Cluster bombs: made in USA, likely to continue so
A treaty banning the use of cluster munitions was signed today in Oslo, Norway. While most of the rest of the civilized world--111 countries in all--joined in the grand united bomb demolition, notable truants included Israel, China, Russia, and yes, the United States, which adopted a similar position on cluster munitions to its resistance to the global abolition of landmines: Yes, they're unpleasant and nasty but necessary and we can improve them so they won't be a threat to children, farmers, farm animals, etc.
We have out work cut out for us on that improvement stuff. By some estimates as much as 25 percent of the 4 million bomblets dropped by the Israelis over Southern Lebanon did not explode. Let's hope the bombs left behind in Lebanon prove less of a long-term hazard than the residue from America's cluster bombing of Laos which more than 30 years after the end of the Vietnam War continues to kill and maim.
The new treaty calls for the destruction of stockpiles of the weapons within eight years.

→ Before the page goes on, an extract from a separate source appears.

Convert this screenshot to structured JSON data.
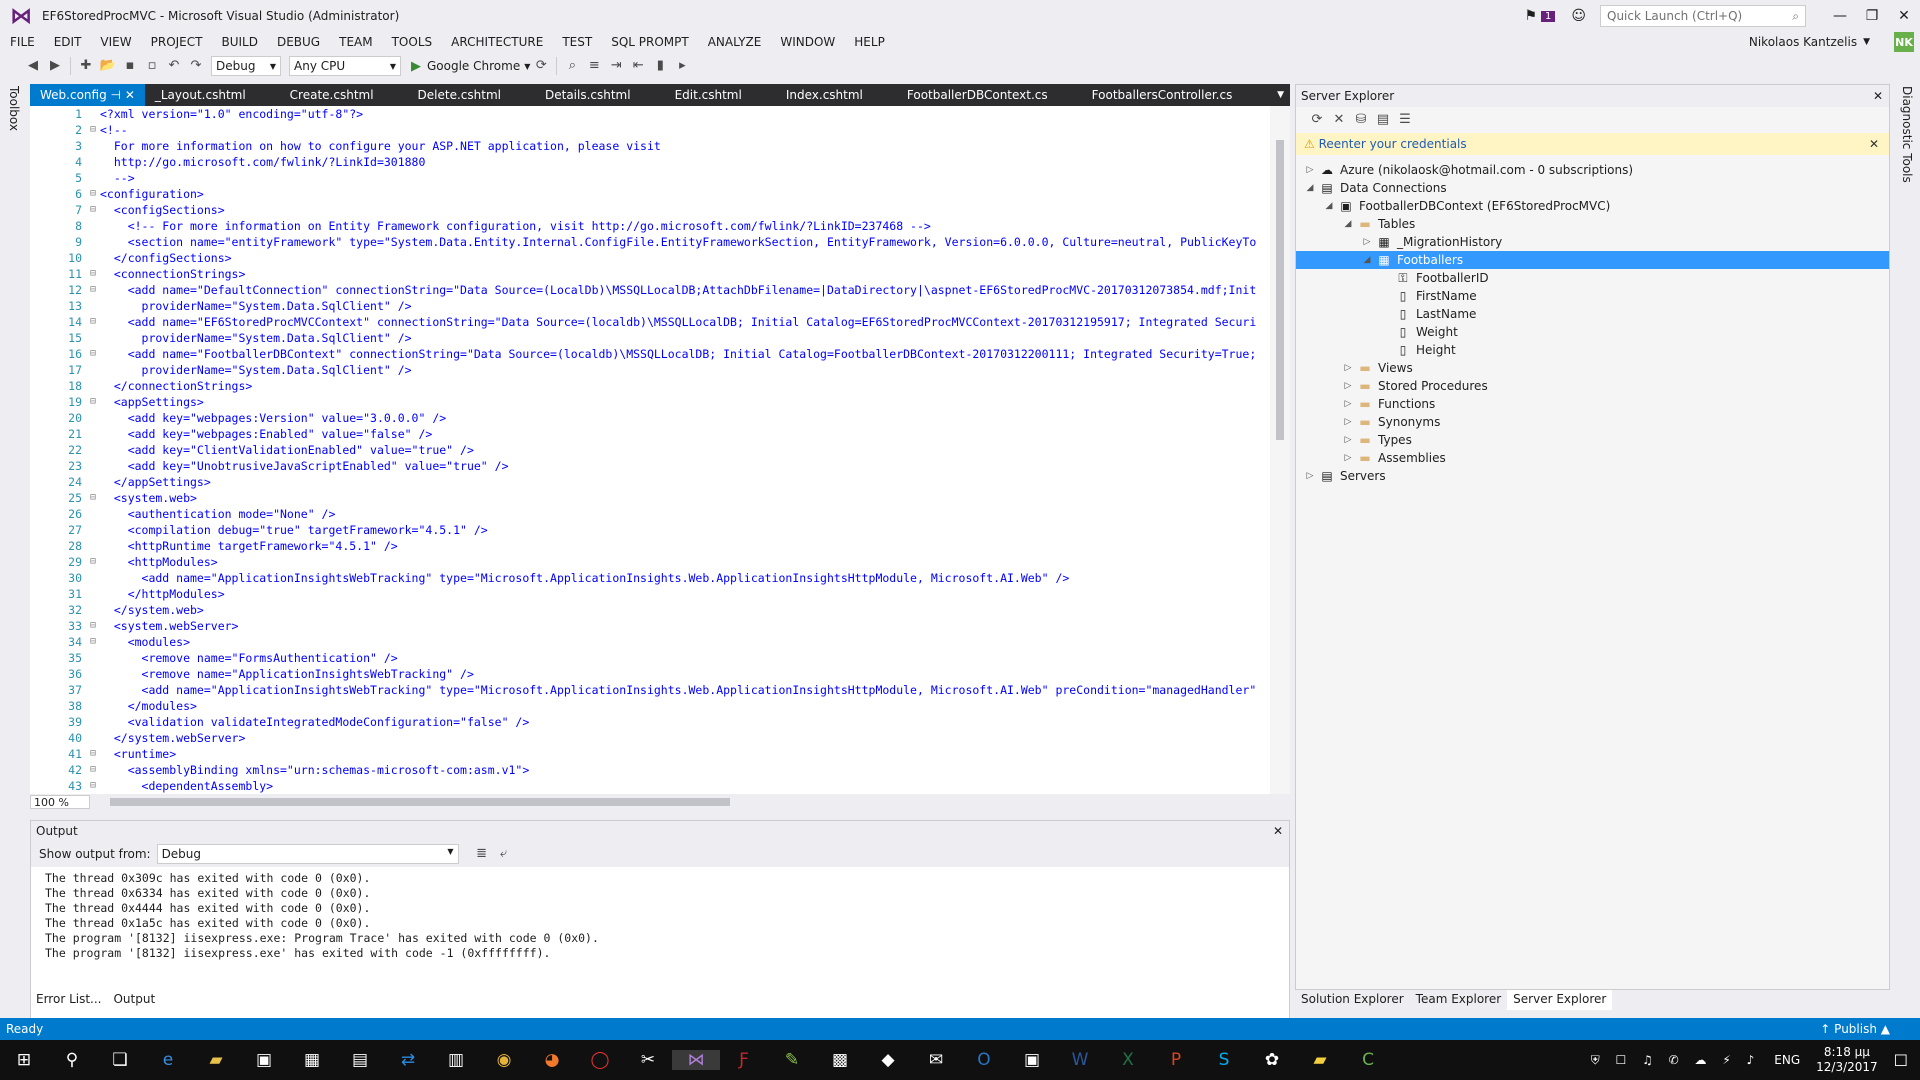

Cluster munitions break apart in flight to scatter hundreds of small bomblets but because many of the weapon's bomblets don't explode as they are intended to, they can create safety hazards long after the fighting has ceased. According to the Red Cross, credible estimates show the weapons fail between 10 and 40 percent of the time, leaving civilians at risk of harm from unexploded ordnance.
According to CNN:

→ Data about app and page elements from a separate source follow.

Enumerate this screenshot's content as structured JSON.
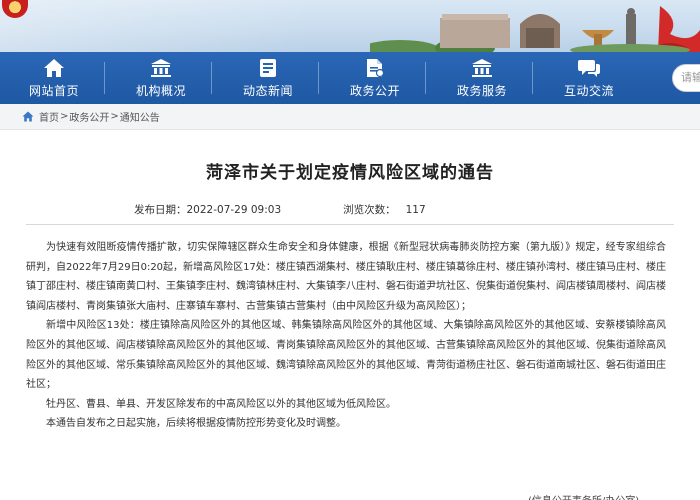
{
  "nav": {
    "items": [
      {
        "label": "网站首页",
        "icon": "home-icon"
      },
      {
        "label": "机构概况",
        "icon": "institution-icon"
      },
      {
        "label": "动态新闻",
        "icon": "news-icon"
      },
      {
        "label": "政务公开",
        "icon": "document-icon"
      },
      {
        "label": "政务服务",
        "icon": "service-building-icon"
      },
      {
        "label": "互动交流",
        "icon": "chat-icon"
      }
    ],
    "search_placeholder": "请输入"
  },
  "breadcrumb": {
    "items": [
      "首页",
      "政务公开",
      "通知公告"
    ],
    "separator": ">"
  },
  "article": {
    "title": "菏泽市关于划定疫情风险区域的通告",
    "publish_label": "发布日期：",
    "publish_date": "2022-07-29 09:03",
    "views_label": "浏览次数：",
    "views": "117",
    "paragraphs": [
      "为快速有效阻断疫情传播扩散，切实保障辖区群众生命安全和身体健康，根据《新型冠状病毒肺炎防控方案（第九版）》规定，经专家组综合研判，自2022年7月29日0:20起，新增高风险区17处：楼庄镇西湖集村、楼庄镇耿庄村、楼庄镇葛徐庄村、楼庄镇孙湾村、楼庄镇马庄村、楼庄镇丁邵庄村、楼庄镇南黄口村、王集镇李庄村、魏湾镇林庄村、大集镇李八庄村、磐石街道尹坑社区、倪集街道倪集村、阎店楼镇周楼村、阎店楼镇阎店楼村、青岗集镇张大庙村、庄寨镇车寨村、古营集镇古营集村（由中风险区升级为高风险区）；",
      "新增中风险区13处：楼庄镇除高风险区外的其他区域、韩集镇除高风险区外的其他区域、大集镇除高风险区外的其他区域、安蔡楼镇除高风险区外的其他区域、阎店楼镇除高风险区外的其他区域、青岗集镇除高风险区外的其他区域、古营集镇除高风险区外的其他区域、倪集街道除高风险区外的其他区域、常乐集镇除高风险区外的其他区域、魏湾镇除高风险区外的其他区域、青菏街道杨庄社区、磐石街道南城社区、磐石街道田庄社区；",
      "牡丹区、曹县、单县、开发区除发布的中高风险区以外的其他区域为低风险区。",
      "本通告自发布之日起实施，后续将根据疫情防控形势变化及时调整。"
    ],
    "signature_partial": "(信息公开事务所/办公室)"
  },
  "colors": {
    "nav_bg": "#2166b2",
    "banner_bg": "#d0e2f2",
    "accent_red": "#c8201c"
  }
}
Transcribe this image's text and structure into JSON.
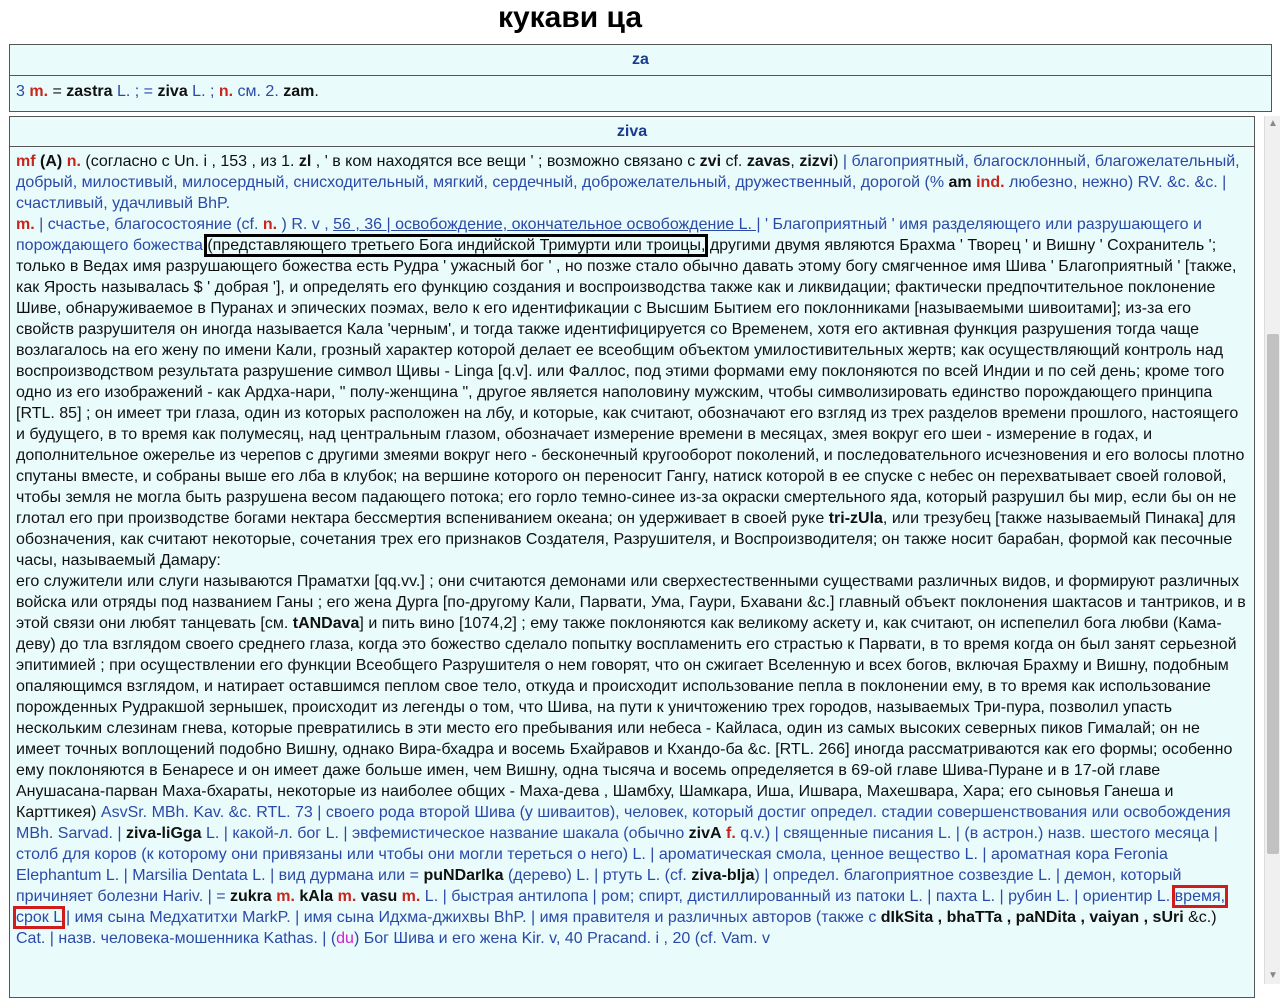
{
  "page_title": "кукави  ца",
  "entry_za": {
    "headword": "za",
    "body": {
      "num": "3",
      "m1": "m.",
      "eq1": "=",
      "w1": "zastra",
      "l1": "L. ; =",
      "w2": "ziva",
      "l2": "L. ;",
      "n1": "n.",
      "rest": "см. 2.",
      "w3": "zam",
      "end": "."
    }
  },
  "entry_ziva": {
    "headword": "ziva",
    "p1": {
      "mf": "mf",
      "A": "(A)",
      "n": "n.",
      "t1": "(согласно с Un. i , 153 , из 1.",
      "zl": "zl",
      "t2": ", ' в ком находятся все вещи ' ; возможно связано с",
      "zvi": "zvi",
      "t3": "cf.",
      "zavas": "zavas",
      "t4": ",",
      "zizvi": "zizvi",
      "t5": ")",
      "t6": "| благоприятный, благосклонный, благожелательный, добрый, милостивый, милосердный, снисходительный, мягкий, сердечный, доброжелательный, дружественный, дорогой (%",
      "am": "am",
      "ind": "ind.",
      "t7": "любезно, нежно)",
      "t8": "RV. &c. &c. | счастливый, удачливый BhP."
    },
    "p2": {
      "m": "m.",
      "t1": "| счастье, благосостояние (cf.",
      "n": "n.",
      "t2": ") R. v ,",
      "link": "56 , 36 | освобождение, окончательное освобождение L. |",
      "t3": "' Благоприятный ' имя разделяющего или разрушающего и порождающего божества",
      "boxed": "(представляющего третьего Бога индийской Тримурти или троицы,",
      "t4": "другими двумя являются Брахма ' Творец ' и Вишну ' Сохранитель '; только в Ведах имя разрушающего божества есть Рудра ' ужасный бог ' , но позже стало обычно давать этому богу смягченное имя Шива ' Благоприятный ' [также, как Ярость называлась $ ' добрая '], и определять его функцию создания и воспроизводства также как и ликвидации; фактически предпочтительное поклонение Шиве, обнаруживаемое в Пуранах и эпических поэмах, вело к его идентификации с Высшим Бытием его поклонниками [называемыми шивоитами]; из-за его свойств разрушителя он иногда называется Кала 'черным', и тогда также идентифицируется со Временем, хотя его активная функция разрушения тогда чаще возлагалось на его жену по имени Кали, грозный характер которой делает ее всеобщим объектом умилостивительных жертв; как осуществляющий контроль над воспроизводством результата разрушение символ Щивы - Linga [q.v]. или Фаллос, под этими формами ему поклоняются по всей Индии и по сей день; кроме того одно из его изображений - как Ардха-нари, \" полу-женщина \", другое является наполовину мужским, чтобы символизировать единство порождающего принципа [RTL. 85] ; он имеет три глаза, один из которых расположен на лбу, и которые, как считают, обозначают его взгляд из трех разделов времени прошлого, настоящего и будущего, в то время как полумесяц, над центральным глазом, обозначает измерение времени в месяцах, змея вокруг его шеи - измерение в годах, и дополнительное ожерелье из черепов с другими змеями вокруг него - бесконечный кругооборот поколений, и последовательного исчезновения и его волосы плотно спутаны вместе, и собраны выше его лба в клубок; на вершине которого он переносит Гангу, натиск которой в ее спуске с небес он перехватывает своей головой, чтобы земля не могла быть разрушена весом падающего потока; его горло темно-синее из-за окраски смертельного яда, который разрушил бы мир, если бы он не глотал его при производстве богами нектара бессмертия вспениванием океана; он удерживает в своей руке",
      "trizula": "tri-zUla",
      "t5": ", или трезубец [также называемый Пинака] для обозначения, как считают некоторые, сочетания трех его признаков Создателя, Разрушителя, и Воспроизводителя; он также носит барабан, формой как песочные часы, называемый Дамару:",
      "t6": "его служители или слуги называются Праматхи [qq.vv.] ; они считаются демонами или сверхестественными существами различных видов, и формируют различных войска или отряды под названием Ганы ; его жена Дурга [по-другому Кали, Парвати, Ума, Гаури, Бхавани &c.] главный объект поклонения шактасов и тантриков, и в этой связи они любят танцевать [см.",
      "tandava": "tANDava",
      "t7": "] и пить вино [1074,2] ; ему также поклоняются как великому аскету и, как считают, он испепелил бога любви (Кама-деву) до тла взглядом своего среднего глаза, когда это божество сделало попытку воспламенить его страстью к Парвати, в то время когда он был занят серьезной эпитимией ; при осуществлении его функции Всеобщего Разрушителя о нем говорят, что он сжигает Вселенную и всех богов, включая Брахму и Вишну, подобным опаляющимся взглядом, и натирает оставшимся пеплом свое тело, откуда и происходит использование пепла в поклонении ему, в то время как использование порожденных Рудракшой зернышек, происходит из легенды о том, что Шива, на пути к уничтожению трех городов, называемых Три-пура, позволил упасть нескольким слезинам гнева, которые превратились в эти место его пребывания или небеса - Кайласа, один из самых высоких северных пиков Гималай; он не имеет точных воплощений подобно Вишну, однако Вира-бхадра и восемь Бхайравов и Кхандо-ба &c. [RTL. 266] иногда рассматриваются как его формы; особенно ему поклоняются в Бенаресе и он имеет даже больше имен, чем Вишну, одна тысяча и восемь определяется в 69-ой главе Шива-Пуране и в 17-ой главе Анушасана-парван Маха-бхараты, некоторые из наиболее общих - Маха-дева , Шамбху, Шамкара, Иша, Ишвара, Махешвара, Хара; его сыновья Ганеша и Карттикея)",
      "t8": "AsvSr. MBh. Kav. &c. RTL. 73 | своего рода второй Шива (у шиваитов), человек, который достиг определ. стадии совершенствования или освобождения MBh. Sarvad. |",
      "zivalinga": "ziva-liGga",
      "t9": "L. | какой-л. бог L. | эвфемистическое название шакала (обычно",
      "zivA": "zivA",
      "f": "f.",
      "t10": "q.v.) | священные писания L. | (в астрон.) назв. шестого месяца | столб для коров (к которому они привязаны или чтобы они могли тереться о него) L. | ароматическая смола, ценное вещество L. | ароматная кора Feronia Elephantum L. | Marsilia Dentata L. | вид дурмана или =",
      "pundarika": "puNDarIka",
      "t11": "(дерево) L. | ртуть L. (cf.",
      "zivabija": "ziva-bIja",
      "t12": ") | определ. благоприятное созвездие L. | демон, который причиняет болезни Hariv. | =",
      "zukra": "zukra",
      "m2": "m.",
      "kAla": "kAla",
      "m3": "m.",
      "vasu": "vasu",
      "m4": "m.",
      "t13": "L. | быстрая антилопа | ром; спирт, дистиллированный из патоки L. | пахта L. | рубин L. | ориентир L.",
      "boxed_red": "время, срок L",
      "t14": "| имя сына Медхатитхи MarkP. | имя сына Идхма-джихвы BhP. | имя правителя и различных авторов (также с",
      "tail_b": "dIkSita , bhaTTa , paNDita , vaiyan , sUri",
      "t15": "&c.)",
      "t16": "Cat. | назв. человека-мошенника Kathas. | (",
      "du": "du",
      "t17": ") Бог Шива и его жена Kir. v, 40 Pracand. i , 20 (cf. Vam. v"
    }
  }
}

Cluster Munition Coalition activists behind the agreement expressed disappointment at the absence of the big four, but insisted it wouldn't undermine the treaty as it passes into international law.

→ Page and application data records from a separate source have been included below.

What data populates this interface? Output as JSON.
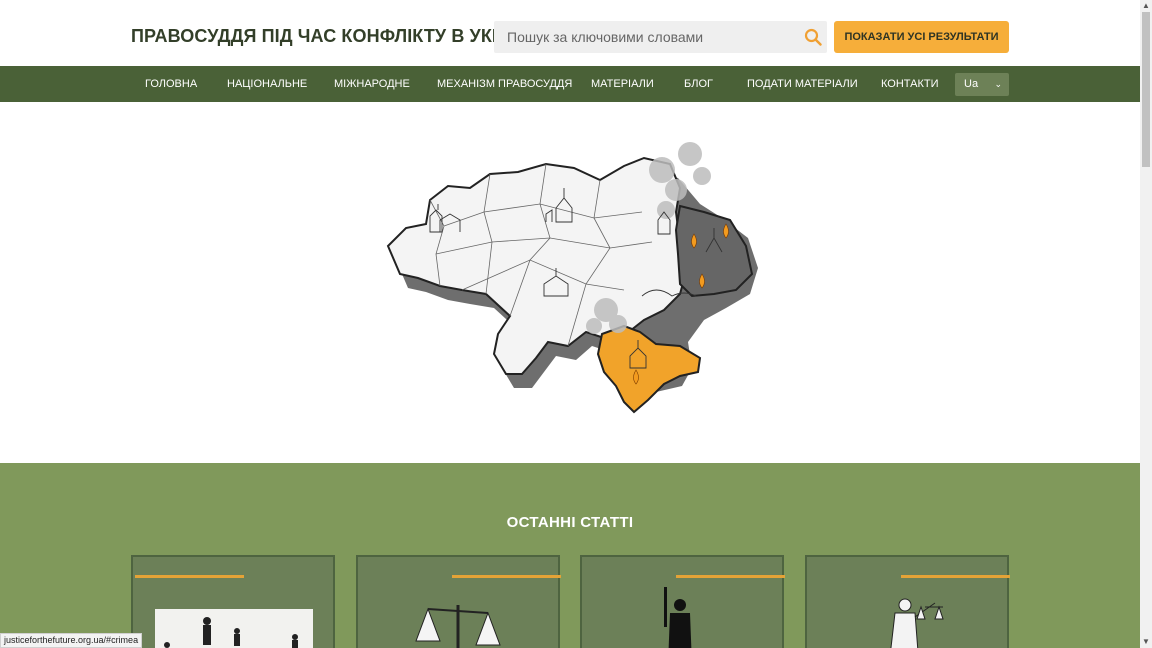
{
  "header": {
    "site_title": "ПРАВОСУДДЯ ПІД ЧАС КОНФЛІКТУ В УКРАЇНІ",
    "search_placeholder": "Пошук за ключовими словами",
    "show_all_label": "ПОКАЗАТИ УСІ РЕЗУЛЬТАТИ"
  },
  "nav": {
    "items": [
      {
        "label": "ГОЛОВНА"
      },
      {
        "label": "НАЦІОНАЛЬНЕ"
      },
      {
        "label": "МІЖНАРОДНЕ"
      },
      {
        "label": "МЕХАНІЗМ ПРАВОСУДДЯ"
      },
      {
        "label": "МАТЕРІАЛИ"
      },
      {
        "label": "БЛОГ"
      },
      {
        "label": "ПОДАТИ МАТЕРІАЛИ"
      },
      {
        "label": "КОНТАКТИ"
      }
    ],
    "language": "Ua"
  },
  "articles": {
    "title": "ОСТАННІ СТАТТІ",
    "cards": [
      {
        "image": "soldiers-silhouette"
      },
      {
        "image": "scales-of-justice"
      },
      {
        "image": "armed-soldier"
      },
      {
        "image": "lady-justice-statue"
      }
    ]
  },
  "status_bar": {
    "url": "justiceforthefuture.org.ua/#crimea"
  },
  "colors": {
    "header_text": "#333f29",
    "nav_bg": "#4a6137",
    "accent": "#f6ae3a",
    "section_bg": "#80995b",
    "card_bg": "#6c8058"
  }
}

"Obviously it's very disappointing that those countries aren't here, but at the same time, the strong message that this treaty sends will make it very clear to those countries that these are unacceptable weapons and inappropriate in future conflicts," CMC Co-Chair Richard Moyes told CNN from Oslo.
"The treaty and the stigma that it builds will make it practically and politically much more difficult for them to use these weapons again in the future," Moyes added about the absent countries.
"Many of their partners will no longer be allowed to use these weapons, and clearly recognize these weapons as far too costly in humanitarian terms."
Here's my past take on this matter: Weapons of lasting destruction